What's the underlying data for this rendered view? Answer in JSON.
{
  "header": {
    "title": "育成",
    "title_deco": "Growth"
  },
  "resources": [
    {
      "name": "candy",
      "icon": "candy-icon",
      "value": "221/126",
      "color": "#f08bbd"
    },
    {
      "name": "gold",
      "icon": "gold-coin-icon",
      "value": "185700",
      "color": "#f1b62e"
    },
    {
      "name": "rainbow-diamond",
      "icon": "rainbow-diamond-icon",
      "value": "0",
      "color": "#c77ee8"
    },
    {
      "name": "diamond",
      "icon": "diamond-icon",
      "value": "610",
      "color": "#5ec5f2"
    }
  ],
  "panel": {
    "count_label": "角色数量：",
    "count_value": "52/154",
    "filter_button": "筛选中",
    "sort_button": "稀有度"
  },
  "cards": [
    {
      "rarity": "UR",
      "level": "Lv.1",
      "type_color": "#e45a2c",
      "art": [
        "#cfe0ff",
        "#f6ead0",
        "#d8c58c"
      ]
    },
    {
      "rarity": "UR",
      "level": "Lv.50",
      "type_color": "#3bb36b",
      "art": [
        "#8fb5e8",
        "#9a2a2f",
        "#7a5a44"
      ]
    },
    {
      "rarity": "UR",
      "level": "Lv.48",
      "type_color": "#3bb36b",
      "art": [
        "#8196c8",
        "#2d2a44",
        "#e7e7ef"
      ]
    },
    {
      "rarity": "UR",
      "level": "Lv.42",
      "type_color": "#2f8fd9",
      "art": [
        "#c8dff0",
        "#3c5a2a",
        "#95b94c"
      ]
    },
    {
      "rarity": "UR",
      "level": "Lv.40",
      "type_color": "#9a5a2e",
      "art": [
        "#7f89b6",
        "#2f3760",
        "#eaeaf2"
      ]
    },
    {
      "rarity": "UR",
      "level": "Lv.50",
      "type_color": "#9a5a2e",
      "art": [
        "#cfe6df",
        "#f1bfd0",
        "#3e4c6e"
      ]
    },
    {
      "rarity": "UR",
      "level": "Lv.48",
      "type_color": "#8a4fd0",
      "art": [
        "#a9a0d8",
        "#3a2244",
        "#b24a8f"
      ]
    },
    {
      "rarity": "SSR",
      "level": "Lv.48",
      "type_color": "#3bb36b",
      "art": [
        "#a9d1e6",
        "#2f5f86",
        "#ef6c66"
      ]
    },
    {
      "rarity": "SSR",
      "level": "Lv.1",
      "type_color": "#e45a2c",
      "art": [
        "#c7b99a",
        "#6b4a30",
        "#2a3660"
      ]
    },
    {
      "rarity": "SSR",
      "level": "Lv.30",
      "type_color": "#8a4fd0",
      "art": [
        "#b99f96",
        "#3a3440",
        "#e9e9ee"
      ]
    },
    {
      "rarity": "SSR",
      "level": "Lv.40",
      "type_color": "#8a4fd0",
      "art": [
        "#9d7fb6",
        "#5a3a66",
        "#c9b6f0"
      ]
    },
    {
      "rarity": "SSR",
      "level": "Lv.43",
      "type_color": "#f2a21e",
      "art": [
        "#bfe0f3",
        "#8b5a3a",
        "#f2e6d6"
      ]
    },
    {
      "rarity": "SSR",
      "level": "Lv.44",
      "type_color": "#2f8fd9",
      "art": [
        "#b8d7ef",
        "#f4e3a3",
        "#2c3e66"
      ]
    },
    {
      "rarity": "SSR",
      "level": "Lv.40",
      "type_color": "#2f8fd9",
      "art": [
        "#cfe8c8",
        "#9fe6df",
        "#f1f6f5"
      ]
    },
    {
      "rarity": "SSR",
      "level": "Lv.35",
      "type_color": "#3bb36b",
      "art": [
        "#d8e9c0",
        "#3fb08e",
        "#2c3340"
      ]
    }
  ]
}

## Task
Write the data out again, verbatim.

## Output for this task
What's the underlying data for this rendered view? Answer in JSON.
{
  "header": {
    "title": "育成",
    "title_deco": "Growth"
  },
  "resources": [
    {
      "name": "candy",
      "icon": "candy-icon",
      "value": "221/126",
      "color": "#f08bbd"
    },
    {
      "name": "gold",
      "icon": "gold-coin-icon",
      "value": "185700",
      "color": "#f1b62e"
    },
    {
      "name": "rainbow-diamond",
      "icon": "rainbow-diamond-icon",
      "value": "0",
      "color": "#c77ee8"
    },
    {
      "name": "diamond",
      "icon": "diamond-icon",
      "value": "610",
      "color": "#5ec5f2"
    }
  ],
  "panel": {
    "count_label": "角色数量：",
    "count_value": "52/154",
    "filter_button": "筛选中",
    "sort_button": "稀有度"
  },
  "cards": [
    {
      "rarity": "UR",
      "level": "Lv.1",
      "type_color": "#e45a2c",
      "art": [
        "#cfe0ff",
        "#f6ead0",
        "#d8c58c"
      ]
    },
    {
      "rarity": "UR",
      "level": "Lv.50",
      "type_color": "#3bb36b",
      "art": [
        "#8fb5e8",
        "#9a2a2f",
        "#7a5a44"
      ]
    },
    {
      "rarity": "UR",
      "level": "Lv.48",
      "type_color": "#3bb36b",
      "art": [
        "#8196c8",
        "#2d2a44",
        "#e7e7ef"
      ]
    },
    {
      "rarity": "UR",
      "level": "Lv.42",
      "type_color": "#2f8fd9",
      "art": [
        "#c8dff0",
        "#3c5a2a",
        "#95b94c"
      ]
    },
    {
      "rarity": "UR",
      "level": "Lv.40",
      "type_color": "#9a5a2e",
      "art": [
        "#7f89b6",
        "#2f3760",
        "#eaeaf2"
      ]
    },
    {
      "rarity": "UR",
      "level": "Lv.50",
      "type_color": "#9a5a2e",
      "art": [
        "#cfe6df",
        "#f1bfd0",
        "#3e4c6e"
      ]
    },
    {
      "rarity": "UR",
      "level": "Lv.48",
      "type_color": "#8a4fd0",
      "art": [
        "#a9a0d8",
        "#3a2244",
        "#b24a8f"
      ]
    },
    {
      "rarity": "SSR",
      "level": "Lv.48",
      "type_color": "#3bb36b",
      "art": [
        "#a9d1e6",
        "#2f5f86",
        "#ef6c66"
      ]
    },
    {
      "rarity": "SSR",
      "level": "Lv.1",
      "type_color": "#e45a2c",
      "art": [
        "#c7b99a",
        "#6b4a30",
        "#2a3660"
      ]
    },
    {
      "rarity": "SSR",
      "level": "Lv.30",
      "type_color": "#8a4fd0",
      "art": [
        "#b99f96",
        "#3a3440",
        "#e9e9ee"
      ]
    },
    {
      "rarity": "SSR",
      "level": "Lv.40",
      "type_color": "#8a4fd0",
      "art": [
        "#9d7fb6",
        "#5a3a66",
        "#c9b6f0"
      ]
    },
    {
      "rarity": "SSR",
      "level": "Lv.43",
      "type_color": "#f2a21e",
      "art": [
        "#bfe0f3",
        "#8b5a3a",
        "#f2e6d6"
      ]
    },
    {
      "rarity": "SSR",
      "level": "Lv.44",
      "type_color": "#2f8fd9",
      "art": [
        "#b8d7ef",
        "#f4e3a3",
        "#2c3e66"
      ]
    },
    {
      "rarity": "SSR",
      "level": "Lv.40",
      "type_color": "#2f8fd9",
      "art": [
        "#cfe8c8",
        "#9fe6df",
        "#f1f6f5"
      ]
    },
    {
      "rarity": "SSR",
      "level": "Lv.35",
      "type_color": "#3bb36b",
      "art": [
        "#d8e9c0",
        "#3fb08e",
        "#2c3340"
      ]
    }
  ]
}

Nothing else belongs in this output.